Research Professional Database

University of Suffolk subscribes to Research Professional which is an online database of research funding opportunities and source of news about research policy and practice. Members of the University with a current University of Suffolk email address can register for free.

Research professional includes:

  • Thousands of open calls from global funders
  • Customisable alerts to ensure you do not miss a funding call
  • Tools to help you share information with your colleagues
  • Tools to help you keep ahead of funding deadlines
  • Tools to help you find news articles that interest you
  • User friendly search options


You can register for free to use the service at and click ‘register’. Research Professional provides videos on the process of self -registration and a quick start guide.

Accessing the site

You can start browsing from any computer on campus. To access the site from elsewhere, you will need to sign in with a personal account.

Searching for funding

Click on the Funding tab on the top toolbar. You have two ways of searching for funding:

  • Simple Search
  • Advanced Search

Create an email alert

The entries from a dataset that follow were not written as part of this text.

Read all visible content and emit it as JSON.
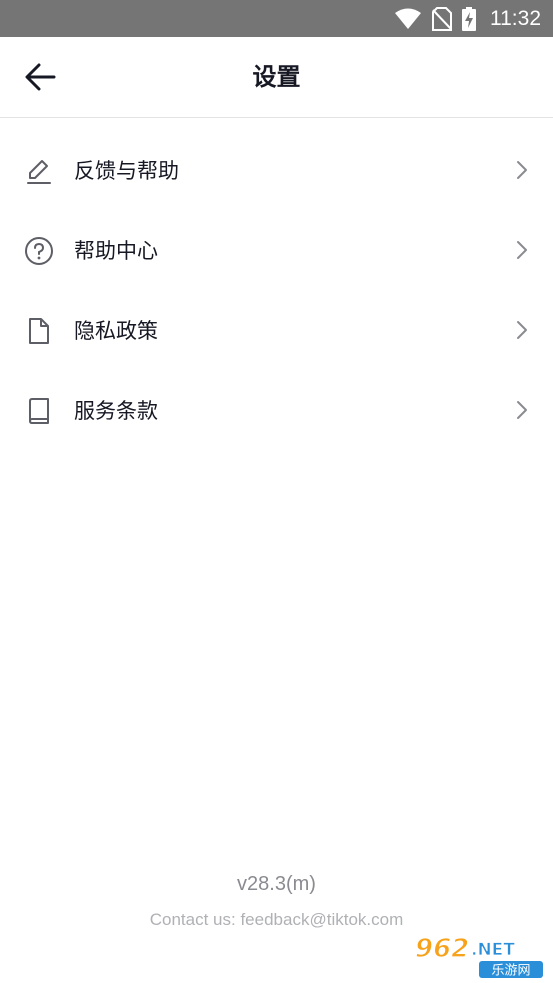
{
  "status_bar": {
    "time": "11:32",
    "icons": [
      "wifi-icon",
      "no-sim-icon",
      "battery-charging-icon"
    ]
  },
  "header": {
    "title": "设置",
    "back_icon": "back-arrow-icon"
  },
  "menu": {
    "items": [
      {
        "label": "反馈与帮助",
        "icon": "pencil-icon"
      },
      {
        "label": "帮助中心",
        "icon": "help-circle-icon"
      },
      {
        "label": "隐私政策",
        "icon": "document-icon"
      },
      {
        "label": "服务条款",
        "icon": "book-icon"
      }
    ],
    "chevron_icon": "chevron-right-icon"
  },
  "footer": {
    "version": "v28.3(m)",
    "contact": "Contact us: feedback@tiktok.com"
  },
  "watermark": {
    "logo_text": "962.NET",
    "caption": "乐游网",
    "colors": {
      "orange": "#f7a21b",
      "blue": "#2a8fd8"
    }
  },
  "colors": {
    "status_bar_bg": "#757575",
    "text_primary": "#161823",
    "divider": "#e3e3e4",
    "chevron": "#8a8b91"
  }
}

If you create an email alert, you will receive an email every Friday containing any new funding opportunities that match your search criteria.

If you have any questions

Please contact Research and Enterprise Services at

Also relevant:


All images included in this guide are available through Creative Commons licensing CC-BY-2.0